Earlier this morning, the Australian High Court ruled that the BRCA1 gene - which is linked to a significant increase in breast and ovarian cancer risk - isn't a "patentable invention". The decision means that a single company will no longer be able to control research on the gene, or receive all the profits from testing for it.

Prior to this, US biotech company Myriad Genetics held the patent for BRCA1 in Australia, and its claim was upheld by the Federal Court during two earlier cases. But now the High Court has overturned those rulings and declared that the gene can't be patented, as it's simply been isolated, and not manufactured, by Myriad.

The decision comes two years after a similar ruling was made by the US Supreme Court, which declared in June 2013 that naturally occurring DNA, such as the BRCA1 gene, couldn't be patented.

The case against Myriad Genetics in Australia was led by two-time cancer survivor Yvonne D'Arcy from Brisbane, who endeavoured to make breast cancer genetic testing more affordable for everyone, and open up the research so new treatments for genetic diseases could be developed.
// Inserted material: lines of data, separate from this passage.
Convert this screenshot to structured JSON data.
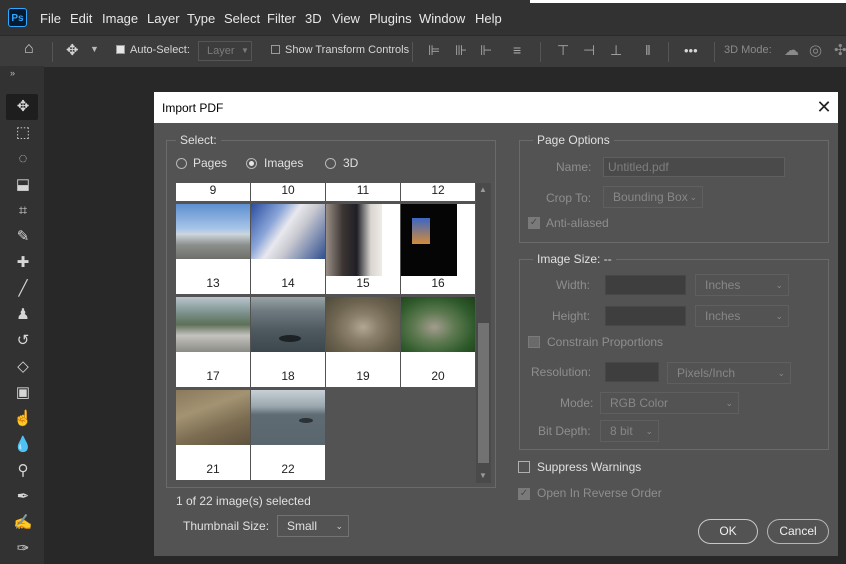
{
  "menubar": {
    "logo": "Ps",
    "items": [
      "File",
      "Edit",
      "Image",
      "Layer",
      "Type",
      "Select",
      "Filter",
      "3D",
      "View",
      "Plugins",
      "Window",
      "Help"
    ]
  },
  "options": {
    "auto_select_label": "Auto-Select:",
    "auto_select_value": "Layer",
    "show_transform_label": "Show Transform Controls",
    "more_label": "•••",
    "mode_3d_label": "3D Mode:"
  },
  "tools": [
    "move-tool-icon",
    "marquee-tool-icon",
    "lasso-tool-icon",
    "object-select-tool-icon",
    "crop-tool-icon",
    "eyedropper-tool-icon",
    "healing-brush-tool-icon",
    "brush-tool-icon",
    "clone-stamp-tool-icon",
    "history-brush-tool-icon",
    "eraser-tool-icon",
    "gradient-tool-icon",
    "smudge-tool-icon",
    "dodge-tool-icon",
    "pen-tool-icon",
    "type-tool-icon",
    "path-select-tool-icon",
    "direct-select-tool-icon"
  ],
  "dialog": {
    "title": "Import PDF",
    "close": "✕",
    "select": {
      "legend": "Select:",
      "options": [
        "Pages",
        "Images",
        "3D"
      ],
      "selected": "Images"
    },
    "thumbnails": {
      "top_row": [
        "9",
        "10",
        "11",
        "12"
      ],
      "items": [
        {
          "num": "13",
          "scene": "sky-building"
        },
        {
          "num": "14",
          "scene": "architecture"
        },
        {
          "num": "15",
          "scene": "airplane-seat"
        },
        {
          "num": "16",
          "scene": "window-dark"
        },
        {
          "num": "17",
          "scene": "pier-person"
        },
        {
          "num": "18",
          "scene": "whale-sea"
        },
        {
          "num": "19",
          "scene": "rabbit-grass"
        },
        {
          "num": "20",
          "scene": "lizard-rock"
        },
        {
          "num": "21",
          "scene": "sand-seal"
        },
        {
          "num": "22",
          "scene": "whale-grey"
        }
      ]
    },
    "status": "1 of 22 image(s) selected",
    "thumbnail_size_label": "Thumbnail Size:",
    "thumbnail_size_value": "Small",
    "page_options": {
      "legend": "Page Options",
      "name_label": "Name:",
      "name_value": "Untitled.pdf",
      "crop_label": "Crop To:",
      "crop_value": "Bounding Box",
      "anti_aliased": "Anti-aliased"
    },
    "image_size": {
      "legend": "Image Size: --",
      "width_label": "Width:",
      "width_unit": "Inches",
      "height_label": "Height:",
      "height_unit": "Inches",
      "constrain": "Constrain Proportions",
      "resolution_label": "Resolution:",
      "resolution_unit": "Pixels/Inch",
      "mode_label": "Mode:",
      "mode_value": "RGB Color",
      "bitdepth_label": "Bit Depth:",
      "bitdepth_value": "8 bit"
    },
    "suppress_warnings": "Suppress Warnings",
    "reverse_order": "Open In Reverse Order",
    "ok": "OK",
    "cancel": "Cancel"
  }
}
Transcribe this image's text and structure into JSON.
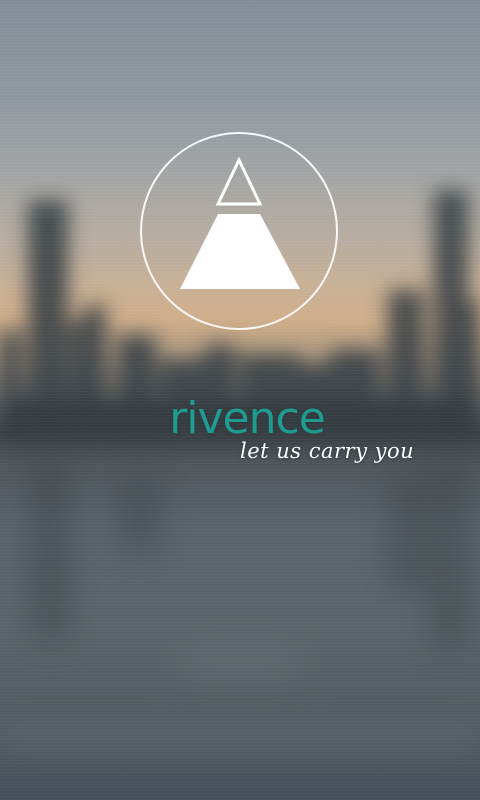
{
  "app": {
    "brand_name": "rivence",
    "tagline": "let us carry you",
    "logo_icon": "pyramid-logo-icon"
  },
  "colors": {
    "brand": "#1f9b8f",
    "logo_stroke": "#ffffff",
    "tagline": "#ffffff",
    "sky_top": "#848d97",
    "sunset": "#cfae8a",
    "water": "#5a646a"
  },
  "background": {
    "image": "blurred-city-skyline-sunset-background"
  }
}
"The testing will be a lot cheaper and it will be more available … rather than using only Myriad's agents at a price that nobody really can afford," D'Arcy told ABC News after her win. "For all those people who do have the genetic footprint for breast cancer or any cancer basically, it's a win for them because now they're forewarned."

Myriad's argument was that its researchers had created an "artificial state of affairs" by isolating the gene from the human body, and that by patenting BRCA1, they were insuring that research into the gene would be commercialised. But the High Court unanimously decided today that the gene didn't classify as having been "manufactured" - one of the requirements for patent law in Australia.

"While the invention claimed might be, in a formal sense, a product of human action, it was the existence of the information stored in the relevant sequences that was an essential element of the invention as claimed," the High Court concluded in a statement to the press.

Incidentally, Myriad's patent had expired in August anyway, so the decision won't have an impact on the availability of BRCA1 testing in Australia. But it's a landmark ruling that sets a precedent for future cases over proprietary of the human genome.

"We have been waiting almost 30 years for a decision of this nature, on the issue of whether isolated DNA sequences are patentable subject matter," said Dianne Nicol, director of the Centre for Law and Genetics at the University of Tasmania. "What is important is its effect on the availability of patents in new areas of technology more generally.